On Oct. 25, popular games publisher Bethesda announced that it would no longer provide media outlets with review copies of its games more than a day in advance. That means you'll almost never see reviews of titles such as Fallout, Doom and The Elder Scrolls before they're released, forcing you to go in blind should you decide to buy one of those games on day one.
If this type of publisher behavior bothers you, you can help be part of the solution. Just stop pre-ordering video games.
In all likelihood, Bethesda isn't concerned about reviews because gamers will still buy its games by the truckload. We live in an age when publishers use pre-order bonuses like extra skins and physical knick-knacks to secure your pre-order cash before you've even had time to consider whether a game is really worth your money.
To complicate things even further, publishers such as EA and Microsoft have offered special, pricier "early access" versions of its games that let you jump in before the official release date. Bethesda will let you play its upcoming Dishonored II a day early if you pre-order. But the reality is, you can live without that extra stuff.
It's worth doing some research on a game you're interested in buying, even if it means not being part of the conversation on day one. Reviews of popular titles will still come eventually, and waiting a few extra days for them could mean the difference between dropping $60 on a game you hate or saving your money.
Plus, with the amount of day-one Twitch streams and YouTube videos available for any new release, you have no excuse not to check out a game in action for yourself and make an informed buying decision. Still, you should also be wary of any coverage that seems rushed in an attempt to drum up traffic.
"If a game starts out well but sputters at the end and critics first write about the early wondrous portion only, consumers may believe all of the game is stellar - if they don't follow up to read the full review," said Harold Goldberg, a freelance games journalist and author who contributes to The Washington Post and The New York Times.
Naturally, Bethesda's move has a major impact on games media, and few outlets are happy about it.
"Bethesda's policy is certainly press-hostile, but more importantly than that, it's consumer-hostile," said Polygon senior reporter Samit Sarkar. "With no professional written reviews — and thus, no Metacritic score — on launch day, players who are interested in a game would be likely to make purchasing decisions simply by watching game footage."
Citing a Youtuber that got a copy of Skyrim: Special Edition a month early from Bethesda, Sarkar suggests that the publisher would rather send its games to online "influencers" who are less likely to provide negative criticism than to the press. Sadly, it makes sense from a business standpoint, even if it's bad for gamers.

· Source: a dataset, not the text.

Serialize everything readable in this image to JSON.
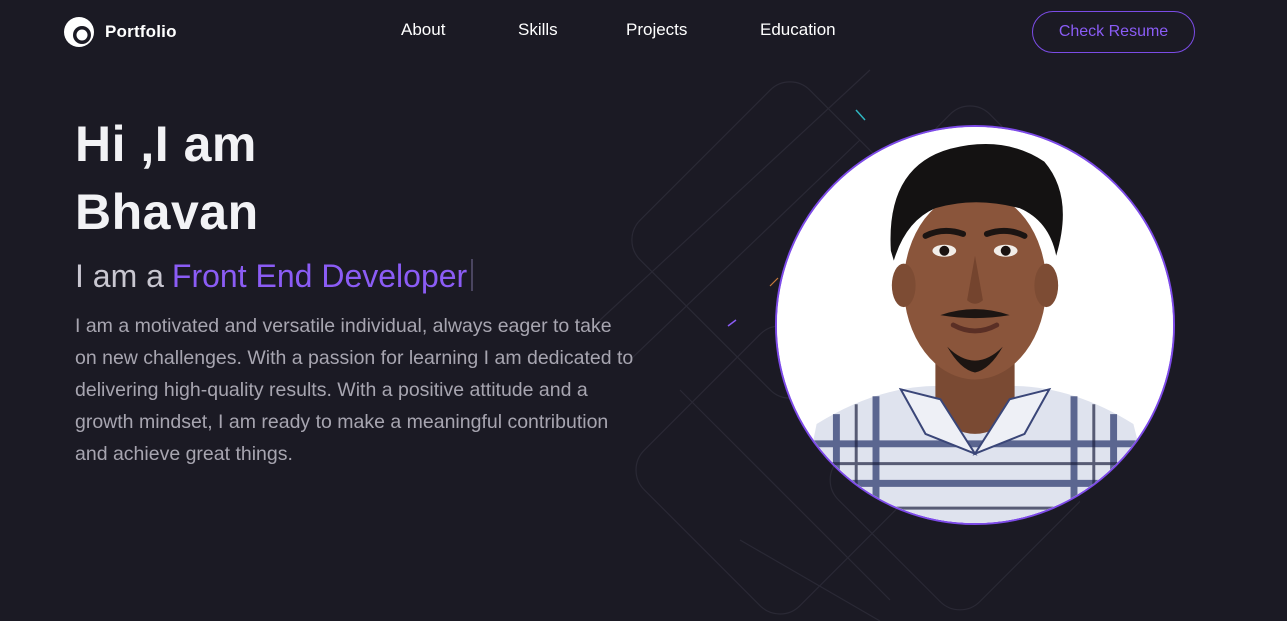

"Why would Bethesda subject itself to the whims of the press when it could work with enthusiast YouTubers/streamers, where the company could be much more assured (if not outright guaranteed) of positive coverage?" said Sarkar.
As a Washington Post contributor, Goldberg isn't obligated to publish reviews as quickly as possible. Still, he worries that these publisher moves will result in "an even more frantic rush to get reviews up... which often results in sloppy writing and theorizing."
"If I were at an online outlet that depends primarily on traffic to survive, I'd be somewhat tooth-grindingly stressed right now," Goldberg added.
Kotaku's Stephen Totilo was also somewhat critical of Bethesda in his piece, but noted that the move won't have a major impact on how the site covers big titles.
"We prefer covering games after they’re out, anyway," wrote Totilo. "That’s where the players get involved and where things really get interesting."
Of course, there could be small benefits to media reviewing games at the same pace that fans are playing them. These delayed reviews could more accurately reflect the final product, especially when it comes to multiplayer servers (remember The Master Chief Collection debacle?). When you're reading a review of a Bethesda game, it'll likely come from someone who played through it at home, and not at some cushy publisher-hosted review event.
"The only positive outcome I can see from this is that it may lead to more measured, thoughtful video game criticism," said Sarkar. "That's if publications take their time with the games rather than rush to get the first review on Metacritic, of course."
Bethesda's big announcement comes on the eve of its two big fall releases: Skyrim: Special Edition on Oct. 28, and Dishonored II on Nov. 11. They both look great, and it's perfectly okay to be excited for them. But wait for reviews. Wait for substantial impressions videos. Ask a friend. Don't pre-order.
Editor's Note: This post was updated since its original publication with quotes from Polygon's Samit Sarkar.